DATASET EXCERPTS>
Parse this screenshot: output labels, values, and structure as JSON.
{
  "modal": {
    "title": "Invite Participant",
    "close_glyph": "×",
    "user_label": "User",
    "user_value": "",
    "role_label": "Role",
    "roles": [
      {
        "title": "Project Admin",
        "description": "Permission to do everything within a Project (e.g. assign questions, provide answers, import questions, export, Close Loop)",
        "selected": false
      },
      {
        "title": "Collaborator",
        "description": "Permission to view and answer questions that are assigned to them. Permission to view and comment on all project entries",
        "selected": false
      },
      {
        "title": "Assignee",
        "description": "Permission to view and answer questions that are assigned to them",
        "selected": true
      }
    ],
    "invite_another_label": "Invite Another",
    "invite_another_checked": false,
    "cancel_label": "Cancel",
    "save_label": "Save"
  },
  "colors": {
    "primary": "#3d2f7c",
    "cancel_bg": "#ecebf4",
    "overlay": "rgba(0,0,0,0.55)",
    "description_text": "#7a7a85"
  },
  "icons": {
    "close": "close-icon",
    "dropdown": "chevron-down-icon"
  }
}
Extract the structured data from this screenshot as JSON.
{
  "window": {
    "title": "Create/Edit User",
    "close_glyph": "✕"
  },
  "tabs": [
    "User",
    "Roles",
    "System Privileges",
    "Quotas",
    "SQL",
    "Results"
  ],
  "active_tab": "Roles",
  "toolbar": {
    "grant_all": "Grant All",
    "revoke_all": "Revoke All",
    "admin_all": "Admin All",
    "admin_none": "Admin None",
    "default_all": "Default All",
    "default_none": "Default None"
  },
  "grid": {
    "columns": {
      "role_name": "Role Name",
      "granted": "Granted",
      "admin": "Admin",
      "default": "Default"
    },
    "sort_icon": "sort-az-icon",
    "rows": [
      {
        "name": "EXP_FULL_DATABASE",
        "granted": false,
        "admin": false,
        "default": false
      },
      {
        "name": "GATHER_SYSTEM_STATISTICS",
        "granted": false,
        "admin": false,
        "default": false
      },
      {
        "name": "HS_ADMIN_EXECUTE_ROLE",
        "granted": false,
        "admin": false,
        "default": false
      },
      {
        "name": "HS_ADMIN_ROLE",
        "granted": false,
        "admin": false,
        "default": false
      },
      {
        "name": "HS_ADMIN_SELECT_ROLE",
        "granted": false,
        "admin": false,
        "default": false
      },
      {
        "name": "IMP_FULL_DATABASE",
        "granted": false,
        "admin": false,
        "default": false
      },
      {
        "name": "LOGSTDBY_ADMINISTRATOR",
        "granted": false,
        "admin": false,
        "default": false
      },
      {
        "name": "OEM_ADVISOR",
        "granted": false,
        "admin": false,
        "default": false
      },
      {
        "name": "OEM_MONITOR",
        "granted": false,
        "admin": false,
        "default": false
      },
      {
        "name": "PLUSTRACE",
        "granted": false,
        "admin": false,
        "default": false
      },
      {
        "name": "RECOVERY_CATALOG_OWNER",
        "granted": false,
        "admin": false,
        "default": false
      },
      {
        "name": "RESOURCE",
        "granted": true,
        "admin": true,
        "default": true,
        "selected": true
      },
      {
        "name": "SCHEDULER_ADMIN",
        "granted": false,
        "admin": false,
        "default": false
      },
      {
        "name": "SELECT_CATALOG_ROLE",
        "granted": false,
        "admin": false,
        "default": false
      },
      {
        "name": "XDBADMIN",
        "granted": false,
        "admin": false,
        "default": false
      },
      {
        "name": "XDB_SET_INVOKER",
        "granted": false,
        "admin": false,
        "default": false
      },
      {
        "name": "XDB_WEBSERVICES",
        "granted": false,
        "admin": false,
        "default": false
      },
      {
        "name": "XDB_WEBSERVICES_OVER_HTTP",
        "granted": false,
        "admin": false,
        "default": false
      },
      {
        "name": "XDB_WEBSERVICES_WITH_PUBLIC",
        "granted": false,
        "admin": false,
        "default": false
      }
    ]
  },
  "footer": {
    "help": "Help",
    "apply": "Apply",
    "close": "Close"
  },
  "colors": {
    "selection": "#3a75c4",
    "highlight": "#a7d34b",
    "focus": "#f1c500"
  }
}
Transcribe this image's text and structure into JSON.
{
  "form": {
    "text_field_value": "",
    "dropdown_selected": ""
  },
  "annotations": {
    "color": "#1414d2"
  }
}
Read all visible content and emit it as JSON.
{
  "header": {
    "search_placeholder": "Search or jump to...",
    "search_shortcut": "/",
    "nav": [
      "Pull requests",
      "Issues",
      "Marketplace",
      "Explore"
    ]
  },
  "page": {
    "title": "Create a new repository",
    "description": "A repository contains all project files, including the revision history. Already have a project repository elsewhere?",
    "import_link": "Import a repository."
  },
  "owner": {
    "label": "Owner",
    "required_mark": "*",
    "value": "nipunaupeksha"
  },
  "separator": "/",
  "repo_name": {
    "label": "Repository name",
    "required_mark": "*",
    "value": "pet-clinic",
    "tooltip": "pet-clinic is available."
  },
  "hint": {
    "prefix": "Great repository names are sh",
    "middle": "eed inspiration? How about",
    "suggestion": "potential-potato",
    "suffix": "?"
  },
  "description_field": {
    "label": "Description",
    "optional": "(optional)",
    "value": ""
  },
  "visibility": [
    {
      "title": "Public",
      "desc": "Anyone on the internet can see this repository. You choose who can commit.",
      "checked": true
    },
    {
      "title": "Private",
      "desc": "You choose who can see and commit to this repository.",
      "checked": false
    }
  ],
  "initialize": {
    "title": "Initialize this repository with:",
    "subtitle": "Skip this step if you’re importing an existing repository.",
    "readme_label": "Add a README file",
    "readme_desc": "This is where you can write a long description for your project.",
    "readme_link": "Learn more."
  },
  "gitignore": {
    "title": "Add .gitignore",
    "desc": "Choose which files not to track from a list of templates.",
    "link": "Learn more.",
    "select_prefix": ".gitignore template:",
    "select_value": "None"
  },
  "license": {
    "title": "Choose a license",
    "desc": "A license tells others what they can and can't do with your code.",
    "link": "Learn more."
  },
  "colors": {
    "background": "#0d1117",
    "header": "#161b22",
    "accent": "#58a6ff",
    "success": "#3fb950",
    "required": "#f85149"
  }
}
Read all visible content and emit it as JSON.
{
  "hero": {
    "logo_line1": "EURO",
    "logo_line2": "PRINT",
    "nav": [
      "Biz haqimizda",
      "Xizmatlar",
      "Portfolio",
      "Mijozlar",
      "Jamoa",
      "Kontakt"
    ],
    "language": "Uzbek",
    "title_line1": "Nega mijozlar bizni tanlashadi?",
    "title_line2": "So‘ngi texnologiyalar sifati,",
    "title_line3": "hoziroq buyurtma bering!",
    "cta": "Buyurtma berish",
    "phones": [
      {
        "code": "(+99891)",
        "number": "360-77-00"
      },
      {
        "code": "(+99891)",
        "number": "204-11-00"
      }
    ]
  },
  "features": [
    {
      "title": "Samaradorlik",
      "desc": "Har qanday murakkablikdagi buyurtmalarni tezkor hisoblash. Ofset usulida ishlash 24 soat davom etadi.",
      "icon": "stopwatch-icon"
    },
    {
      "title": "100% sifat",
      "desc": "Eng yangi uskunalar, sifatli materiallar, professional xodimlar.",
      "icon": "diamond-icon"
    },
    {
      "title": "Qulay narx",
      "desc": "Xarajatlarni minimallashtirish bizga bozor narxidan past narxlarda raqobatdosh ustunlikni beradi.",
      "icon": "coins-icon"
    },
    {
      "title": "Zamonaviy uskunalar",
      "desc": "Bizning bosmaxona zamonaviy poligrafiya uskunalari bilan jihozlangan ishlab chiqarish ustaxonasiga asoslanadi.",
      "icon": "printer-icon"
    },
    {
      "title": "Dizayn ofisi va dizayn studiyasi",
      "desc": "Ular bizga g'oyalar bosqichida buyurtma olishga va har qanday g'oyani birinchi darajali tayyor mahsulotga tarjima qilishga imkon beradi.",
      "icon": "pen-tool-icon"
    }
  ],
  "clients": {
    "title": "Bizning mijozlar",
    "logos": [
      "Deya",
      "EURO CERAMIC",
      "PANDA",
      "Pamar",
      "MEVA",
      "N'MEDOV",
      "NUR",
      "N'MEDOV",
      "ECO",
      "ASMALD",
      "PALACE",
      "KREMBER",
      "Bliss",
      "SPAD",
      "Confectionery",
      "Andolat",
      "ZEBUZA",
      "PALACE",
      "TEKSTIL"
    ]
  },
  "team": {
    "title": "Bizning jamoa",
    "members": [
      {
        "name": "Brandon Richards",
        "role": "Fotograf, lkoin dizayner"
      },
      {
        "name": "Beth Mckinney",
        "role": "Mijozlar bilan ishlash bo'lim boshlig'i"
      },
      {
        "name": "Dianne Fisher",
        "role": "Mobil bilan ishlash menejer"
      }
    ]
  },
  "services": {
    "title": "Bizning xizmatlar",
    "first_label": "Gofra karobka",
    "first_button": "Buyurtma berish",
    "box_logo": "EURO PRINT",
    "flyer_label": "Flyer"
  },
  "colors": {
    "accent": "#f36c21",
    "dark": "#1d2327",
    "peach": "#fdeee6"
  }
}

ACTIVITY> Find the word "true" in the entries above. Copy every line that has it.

THE ANSWER>
        "selected": true
        "granted": true,
        "admin": true,
        "default": true,
        "selected": true
      "checked": true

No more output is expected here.